This is where the story of Soil + Shul, due late summer, picks up. At the turn of the 20th century, the Lower East Side was perhaps the most overcrowded square mile on earth. Earlier Jewish immigrants from Germany were joined by masses of Yiddish-speaking Russians and Eastern Europeans who fled persecution and economic disenfranchisement at home. Anti-immigrant sentiment rose with the influx, and some Jewish leaders believed it crucial to get newcomers away from the city. The chosen name for the resettlement sites—farm colonies—suggested a goal of long-term Jewish self-sufficiency.
Sandisfield’s cheap land drew the attention of the Jewish Agricultural and Industrial Aid Society (JAIAS), a resettlement agency endowed by the late German philanthropist Baron Maurice de Hirsch. The colony began in earnest in 1902 when Jacob Goldberg and Elias Lipsitz each bought a farm with JAIAS support. Within two years, Jewish farmers had bought more than 30 farms, some 3,000 acres of land, in Sandisfield and adjacent towns. The first teacher at Sandisfield’s West Street School was hired because she spoke German and thus could communicate, if imperfectly, with her Yiddish-speaking students. The colony’s shul, or synagogue, was established in in 1922 in a former Baptist church (now the Sandisfield Arts Center). Steve’s grandparents arrived the same year.
Acting on a tip, Max Linder, a Jewish furrier from Austria and his Russian-born wife, Ida, bought an 18th-century colonial house in the Montville Village section of Sandisfield. The Jewish colony grew to include some 30 to 40 permanent families. Few had any agricultural training, and most failed with crops. Raising poultry required less skill and investment, and Sandisfield became a chicken town. “You couldn’t throw a nickel without hitting one,” Lorraine quips.
Many homeowners supplemented their income by taking in boarders. In the 1920s, Sandisfield’s summertime Jewish population doubled or even tripled as vacationers arrived from the Lower East Side.
“My mother and aunt slept in the chicken coop to make more room for boarders,” says Steve. The Jewish influx provoked animosity in the hinterlands, as it had in the city. One local boardinghouse advertised “No Hebrews.” A group of Christian farmers in Sandisfield agreed to keep all property sales among themselves, although resolve failed when penniless sellers were offered cold cash by Jewish buyers. Perhaps the most virulent anti-Semitism flared in Monterey in 1926 when the KKK burned a cross after a contentious town vote to renew a Jewish butcher’s slaughter license.
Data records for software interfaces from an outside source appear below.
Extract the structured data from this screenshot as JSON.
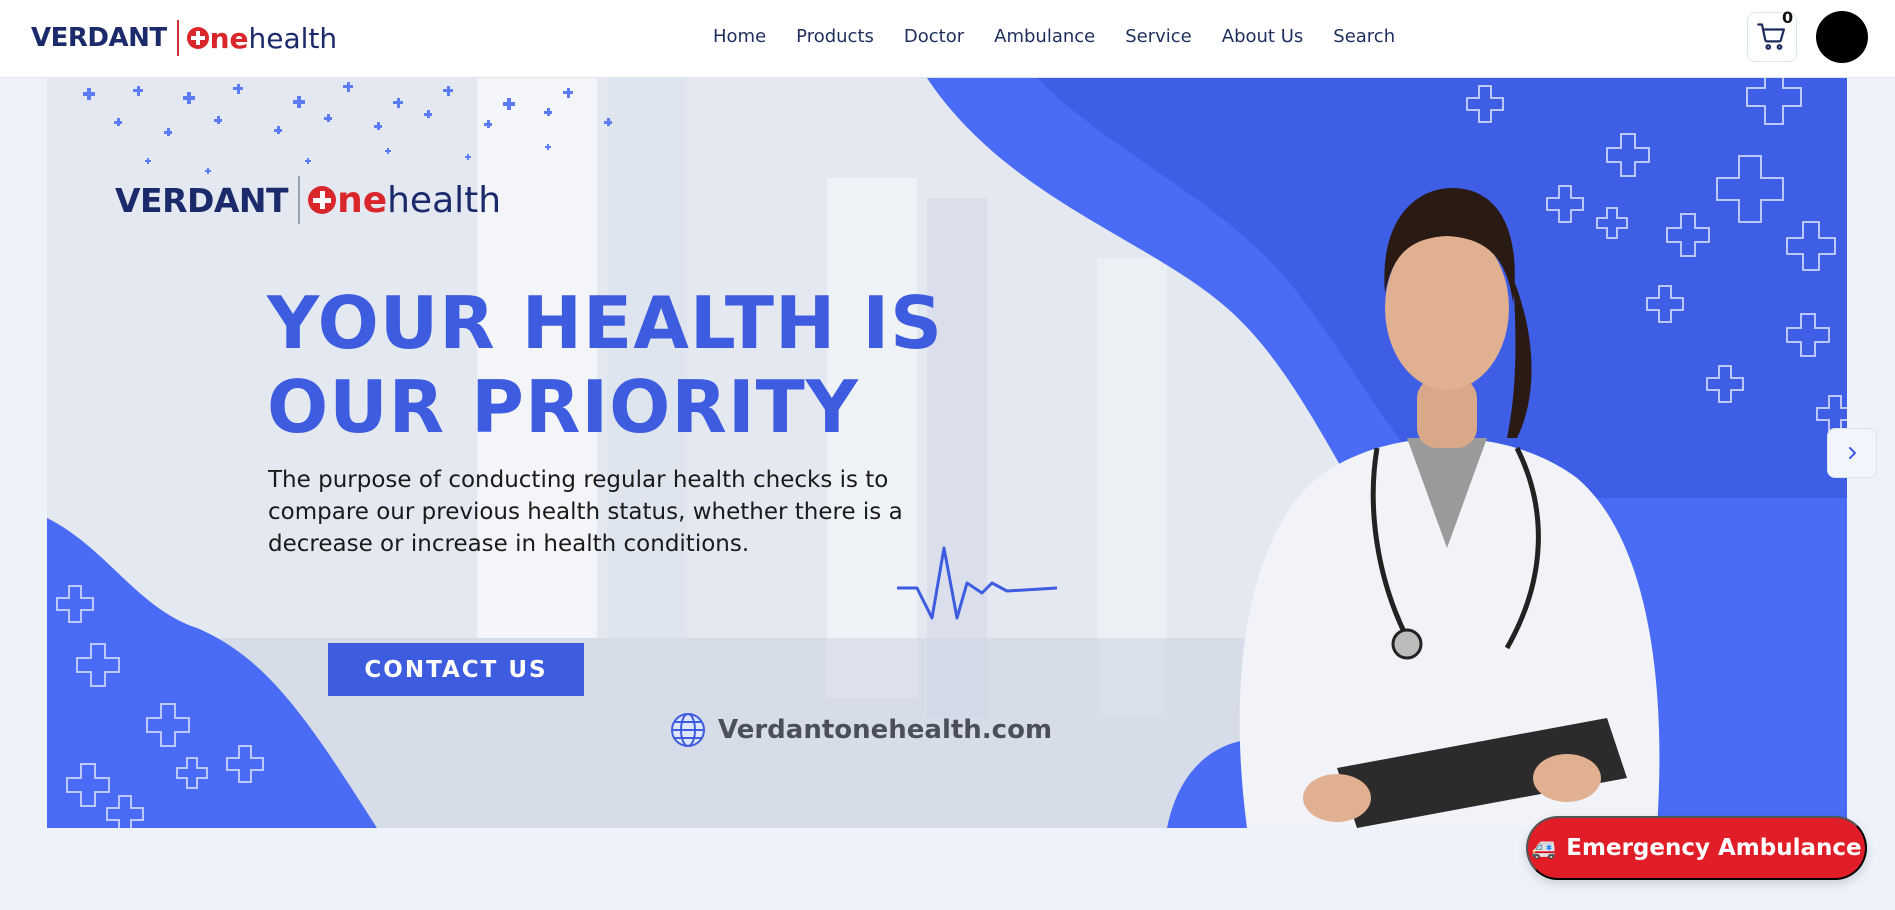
{
  "header": {
    "logo": {
      "verdant": "VERDANT",
      "one": "ne",
      "health": "health"
    },
    "nav": [
      "Home",
      "Products",
      "Doctor",
      "Ambulance",
      "Service",
      "About Us",
      "Search"
    ],
    "cart_count": "0"
  },
  "banner": {
    "logo": {
      "verdant": "VERDANT",
      "one": "ne",
      "health": "health"
    },
    "headline_line1": "YOUR HEALTH IS",
    "headline_line2": "OUR PRIORITY",
    "subtext": "The purpose of conducting regular health checks is to compare our previous health status, whether there is a decrease or increase in health conditions.",
    "cta": "CONTACT US",
    "website": "Verdantonehealth.com"
  },
  "emergency": {
    "label": "Emergency Ambulance",
    "icon": "ambulance-icon"
  },
  "colors": {
    "brand_blue": "#3d5ce0",
    "brand_red": "#e11d27",
    "navy": "#1b2a6b"
  }
}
Still, anti-Semitism did less to erode the Sandisfield colony’s foundation than macroeconomic change. After World War II, the popularity of boardinghouses declined nationwide, and small-scale chicken farms were undercut by factory farms in distant states. Sandisfield’s last Jewish commercial chicken farmer, synagogue president Jack Sandler, retired in 1969.
The colony officially ended in 1976, when the Sandisfield synagogue could no longer raise a minyan, the quorum of ten men required for Orthodox worship. Perhaps a dozen descendant remain. Steve and Lorrain’s family house represent the longest-standing direct link to the colony’s early years. Incidentally, Lorraine herself is not Jewish. “An Episcopalian is writing the book,” she says. “Go figure.”
Jewish settlers Samuel Shankman with his grandchildren, from left, Esther Charney, Sadie Charney and Morris Charney, 1923, and the Sons of Abraham synagogue in Montville.